The NHS lists mindfulness as one of the five steps to mental wellbeing – and in practice, it is as simple as living in the present moment, treating thoughts as passing events (rather than dwelling on them) and paying attention to your current activity, such as tasting your food or feeling the breeze on your skin. Some psychologists have likened mindfulness to “thinking like a toddler”, noting that we have much to learn from children who will notice smaller details on a walk to school such as a spider’s web or pattern of clouds – in comparison to an adult who may already be feeling stressed about what awaits them in the office in an hours’ time.
Mental health issues can affect any person of any background and no one is immune to stress, anxiety or depression. This means that regardless of profession or industry, employers need to prioritise education on these matters in the workplace. Statistically, every working day two construction workers take their own life. It is difficult to comprehend staggering figures such as this and it is this kind of shocking statistic that World Mental Health Day aims to combat in the hope of preventing the struggles of valuable workers and putting the right support in place to avoid anyone having to feel alone.
But what can be done for construction industry workers?
In construction, we tend to think of safety as a purely physical issue and place high importance on our staff not becoming injured or unwell – but we need to also pay that same attention to the aspects of life and work that can affect employees in other ways. Volunteer organisation Building Mental Health suggests training staff in Mental Health First Aid and having regular interactive talks with employees around mental health issues with a view to starting conversations. Another useful benefit could be a helpline for your staff which can be publicised around site – if you do not have this facility, The Lighthouse Construction Industry Charity also offer a 24/7 helpline.
How else can you look after your staff?
A tracking system from Phantom helps to keep your staff safe on the road by monitoring traffic situations and driver behaviour. Habits such as speeding can be quickly brought to your attention, as can the whereabouts of each vehicle in your fleet should an emergency arise.

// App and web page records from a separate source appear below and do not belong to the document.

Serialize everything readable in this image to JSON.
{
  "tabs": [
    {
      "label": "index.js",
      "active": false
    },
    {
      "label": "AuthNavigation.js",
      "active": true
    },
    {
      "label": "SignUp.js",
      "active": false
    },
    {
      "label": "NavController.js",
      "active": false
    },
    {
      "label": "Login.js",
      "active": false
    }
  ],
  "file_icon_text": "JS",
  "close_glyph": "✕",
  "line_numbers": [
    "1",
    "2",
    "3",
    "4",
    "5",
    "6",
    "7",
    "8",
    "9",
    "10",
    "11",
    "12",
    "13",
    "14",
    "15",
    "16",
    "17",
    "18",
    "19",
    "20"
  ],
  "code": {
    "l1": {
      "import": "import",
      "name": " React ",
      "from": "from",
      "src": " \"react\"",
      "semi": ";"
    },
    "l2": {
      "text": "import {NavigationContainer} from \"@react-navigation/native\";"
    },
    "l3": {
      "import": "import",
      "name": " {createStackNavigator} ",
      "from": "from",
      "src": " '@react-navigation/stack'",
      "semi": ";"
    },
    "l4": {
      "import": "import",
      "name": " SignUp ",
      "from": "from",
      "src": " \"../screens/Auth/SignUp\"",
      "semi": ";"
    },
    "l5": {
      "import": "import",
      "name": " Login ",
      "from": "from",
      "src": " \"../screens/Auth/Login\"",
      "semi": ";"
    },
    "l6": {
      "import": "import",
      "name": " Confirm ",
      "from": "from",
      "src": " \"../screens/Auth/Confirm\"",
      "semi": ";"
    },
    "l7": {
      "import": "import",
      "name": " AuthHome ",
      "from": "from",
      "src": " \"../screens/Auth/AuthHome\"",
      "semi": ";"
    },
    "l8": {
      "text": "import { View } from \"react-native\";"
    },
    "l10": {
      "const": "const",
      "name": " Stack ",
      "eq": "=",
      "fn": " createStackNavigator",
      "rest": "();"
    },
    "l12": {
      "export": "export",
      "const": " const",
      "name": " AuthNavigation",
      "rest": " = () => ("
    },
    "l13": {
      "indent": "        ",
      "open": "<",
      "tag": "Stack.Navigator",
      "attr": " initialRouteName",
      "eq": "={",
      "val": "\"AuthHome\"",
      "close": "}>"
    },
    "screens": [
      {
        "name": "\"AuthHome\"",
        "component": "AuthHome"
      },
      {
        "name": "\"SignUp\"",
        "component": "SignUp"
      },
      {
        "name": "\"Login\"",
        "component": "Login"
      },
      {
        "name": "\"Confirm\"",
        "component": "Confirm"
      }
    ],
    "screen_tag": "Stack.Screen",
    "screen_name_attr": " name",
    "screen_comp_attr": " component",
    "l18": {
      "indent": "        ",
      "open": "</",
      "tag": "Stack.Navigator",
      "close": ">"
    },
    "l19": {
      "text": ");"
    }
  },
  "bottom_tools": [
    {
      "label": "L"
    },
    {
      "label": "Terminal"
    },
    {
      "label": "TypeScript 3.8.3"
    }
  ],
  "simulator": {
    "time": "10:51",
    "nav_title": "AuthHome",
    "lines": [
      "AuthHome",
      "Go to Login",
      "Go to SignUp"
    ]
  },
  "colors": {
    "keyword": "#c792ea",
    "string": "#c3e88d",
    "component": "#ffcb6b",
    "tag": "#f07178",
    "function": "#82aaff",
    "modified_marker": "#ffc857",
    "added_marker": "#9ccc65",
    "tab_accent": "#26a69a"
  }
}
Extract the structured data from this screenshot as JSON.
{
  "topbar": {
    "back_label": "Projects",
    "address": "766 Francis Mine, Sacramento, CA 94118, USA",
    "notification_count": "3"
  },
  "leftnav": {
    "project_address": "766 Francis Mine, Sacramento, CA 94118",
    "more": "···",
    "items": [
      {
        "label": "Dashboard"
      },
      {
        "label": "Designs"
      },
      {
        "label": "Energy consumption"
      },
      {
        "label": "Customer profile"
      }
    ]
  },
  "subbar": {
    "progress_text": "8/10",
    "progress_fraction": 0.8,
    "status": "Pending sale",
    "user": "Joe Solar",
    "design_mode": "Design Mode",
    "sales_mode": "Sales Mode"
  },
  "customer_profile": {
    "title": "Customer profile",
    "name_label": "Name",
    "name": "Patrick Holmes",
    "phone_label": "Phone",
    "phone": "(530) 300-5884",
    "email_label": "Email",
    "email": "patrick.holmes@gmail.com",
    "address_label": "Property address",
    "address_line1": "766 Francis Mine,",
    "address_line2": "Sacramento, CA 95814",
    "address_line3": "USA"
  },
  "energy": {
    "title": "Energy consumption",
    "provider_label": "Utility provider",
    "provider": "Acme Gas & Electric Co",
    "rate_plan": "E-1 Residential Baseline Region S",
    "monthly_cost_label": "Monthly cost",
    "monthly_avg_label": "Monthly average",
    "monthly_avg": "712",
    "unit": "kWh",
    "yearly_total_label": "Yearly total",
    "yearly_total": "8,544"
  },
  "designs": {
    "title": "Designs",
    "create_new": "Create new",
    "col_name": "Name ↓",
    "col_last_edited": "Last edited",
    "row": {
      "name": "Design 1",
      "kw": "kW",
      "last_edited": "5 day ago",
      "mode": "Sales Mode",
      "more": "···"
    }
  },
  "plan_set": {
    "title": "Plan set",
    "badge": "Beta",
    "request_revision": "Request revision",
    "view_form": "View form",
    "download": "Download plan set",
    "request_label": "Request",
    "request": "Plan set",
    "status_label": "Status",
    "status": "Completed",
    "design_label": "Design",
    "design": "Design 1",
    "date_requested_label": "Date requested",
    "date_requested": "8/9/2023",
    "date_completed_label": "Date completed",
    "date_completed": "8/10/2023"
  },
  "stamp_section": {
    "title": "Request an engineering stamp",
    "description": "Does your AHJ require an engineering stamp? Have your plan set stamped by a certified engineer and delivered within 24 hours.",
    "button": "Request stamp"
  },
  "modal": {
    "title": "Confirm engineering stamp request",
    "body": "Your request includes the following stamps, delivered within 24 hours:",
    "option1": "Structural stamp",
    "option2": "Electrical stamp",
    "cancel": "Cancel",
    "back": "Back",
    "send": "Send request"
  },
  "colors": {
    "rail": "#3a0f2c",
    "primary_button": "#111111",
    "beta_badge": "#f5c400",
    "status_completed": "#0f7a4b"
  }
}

To provide a safer working life for your colleagues, call 0161 476 4050 to find out more about our range of tracking systems, today.